On Ishmael: Harrison Hayford’s “Loomings”
…a young man who never rests content with merely adequate explanation, who regards every purpose, action, and object as a puzzle to be pondered over and researched by all possible tools—by systematic repeated examinations, by shedding whatever physical cross-lights he can, by inquiring of aged inhabitants, by swimming through libraries, always brooding and speculating, until a provisionally acceptable conclusion occurs to him.”” —Hershel Parker - Forward of 150th Edition of Moby Dick or The Whale, Herman Melville.
And everything that is now already existed then, but
in condensed form.
Our days already existed and our hearts baked
in the blazing stove,
And the moment when I met you may also have existed,
and my mistrust
Brittle as a faience plate, and my faith, no less frail
And my searches for the final answer, my
disappointments and discoveries.
Great ships: some sunk suddenly, arousing consciences
Gaining deathless fame, becoming stars
of special bulletins.
Others went peacefully, waned without a word in provincial
ports, in dockyards,
Beneath a coat of rust, a ruddy fur of rust, a slipcover of rust,
For the final transformation, the last judgment of souls and
They wait as patiently as chess players in Luxembourg Garden
nudging pieces a fraction of an inch or so.” —Great Ship by Adam Zagajewski
Across the broad and barren sky,
The clouds revolve and tremble;
Turgid tempest blossoms nigh,
Where rage and wrath assemble.
Through lust and mediocrity,
Mankind fell ill to feeling;
There sullen sought monstrosity,
Left man and kindred reeling.
Then storm on darkened gables drew,
As turbid gales persist,
In districts blood and bleating knew,
Where swords rest cold in fists.
So silence veiled the lost remains,
And nature ceased to stir;
The slain deluged the streets and lanes,
Where frigid drafts abjure.
And somewhere in a city square,
A squire wrote in blood,
Upon a pristine wall left there,
Whose sermon looms above:
In every square of land and plain,
The story read the same;
Tempest high and lowly maimed,
Till only grace remained.” —Alex Carroll
The sacred quality
of arms, particularly
elbows that make
each of us working class,
put us here for a purpose.
Look at elbows
and what they say:
elbow your way
into the passive crowd
to do what is needed,
give it your elbow grease —
this is enough.
Elbows, no one can
possess them because
they can disappear and
you move them
into action by choice.
And that choice
is prayer in action.

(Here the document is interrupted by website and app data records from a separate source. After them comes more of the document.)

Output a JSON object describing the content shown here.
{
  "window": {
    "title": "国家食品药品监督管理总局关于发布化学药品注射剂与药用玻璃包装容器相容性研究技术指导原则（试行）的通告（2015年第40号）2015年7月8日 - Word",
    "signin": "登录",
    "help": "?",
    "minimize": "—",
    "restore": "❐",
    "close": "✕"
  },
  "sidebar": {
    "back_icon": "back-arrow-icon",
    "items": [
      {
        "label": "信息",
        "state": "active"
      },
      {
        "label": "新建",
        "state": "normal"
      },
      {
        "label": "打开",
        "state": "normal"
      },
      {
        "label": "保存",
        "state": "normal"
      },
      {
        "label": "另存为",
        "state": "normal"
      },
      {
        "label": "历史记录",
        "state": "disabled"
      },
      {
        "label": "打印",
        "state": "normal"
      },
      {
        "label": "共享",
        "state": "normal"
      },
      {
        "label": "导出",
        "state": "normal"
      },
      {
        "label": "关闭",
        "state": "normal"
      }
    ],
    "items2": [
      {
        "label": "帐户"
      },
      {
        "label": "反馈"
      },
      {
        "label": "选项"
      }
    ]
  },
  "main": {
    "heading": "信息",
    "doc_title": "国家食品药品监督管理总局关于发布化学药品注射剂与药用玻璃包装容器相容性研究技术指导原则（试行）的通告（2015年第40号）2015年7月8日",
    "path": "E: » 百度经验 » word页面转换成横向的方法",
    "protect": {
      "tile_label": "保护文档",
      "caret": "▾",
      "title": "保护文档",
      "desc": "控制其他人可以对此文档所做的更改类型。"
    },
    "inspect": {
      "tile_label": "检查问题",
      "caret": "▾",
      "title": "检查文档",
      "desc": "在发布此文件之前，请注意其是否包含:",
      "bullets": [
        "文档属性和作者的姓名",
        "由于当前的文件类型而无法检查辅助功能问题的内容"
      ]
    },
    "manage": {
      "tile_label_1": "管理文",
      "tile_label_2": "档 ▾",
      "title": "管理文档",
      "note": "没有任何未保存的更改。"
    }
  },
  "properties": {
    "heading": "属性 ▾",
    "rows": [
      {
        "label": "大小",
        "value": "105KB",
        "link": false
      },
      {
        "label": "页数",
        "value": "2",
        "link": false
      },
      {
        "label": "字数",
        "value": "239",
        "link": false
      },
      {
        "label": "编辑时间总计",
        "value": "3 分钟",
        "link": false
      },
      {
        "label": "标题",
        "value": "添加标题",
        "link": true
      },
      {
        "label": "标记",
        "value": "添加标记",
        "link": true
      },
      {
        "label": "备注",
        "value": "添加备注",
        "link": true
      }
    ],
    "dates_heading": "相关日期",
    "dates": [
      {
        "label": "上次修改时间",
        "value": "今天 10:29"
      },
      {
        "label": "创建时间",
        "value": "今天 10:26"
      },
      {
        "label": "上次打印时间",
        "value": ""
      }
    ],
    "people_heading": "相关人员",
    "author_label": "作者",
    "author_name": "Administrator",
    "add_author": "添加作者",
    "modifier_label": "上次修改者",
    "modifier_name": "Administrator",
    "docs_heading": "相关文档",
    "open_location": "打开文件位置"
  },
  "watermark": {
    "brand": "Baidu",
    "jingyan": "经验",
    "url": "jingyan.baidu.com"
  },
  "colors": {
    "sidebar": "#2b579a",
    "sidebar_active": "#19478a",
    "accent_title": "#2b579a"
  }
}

The deepest current of love
is not found in the heart.
That is the certain spring,
the natural ease, the flow
from the mountaintop.
The greatest current of love
rushes forward in the choice
to make a cradle of the body.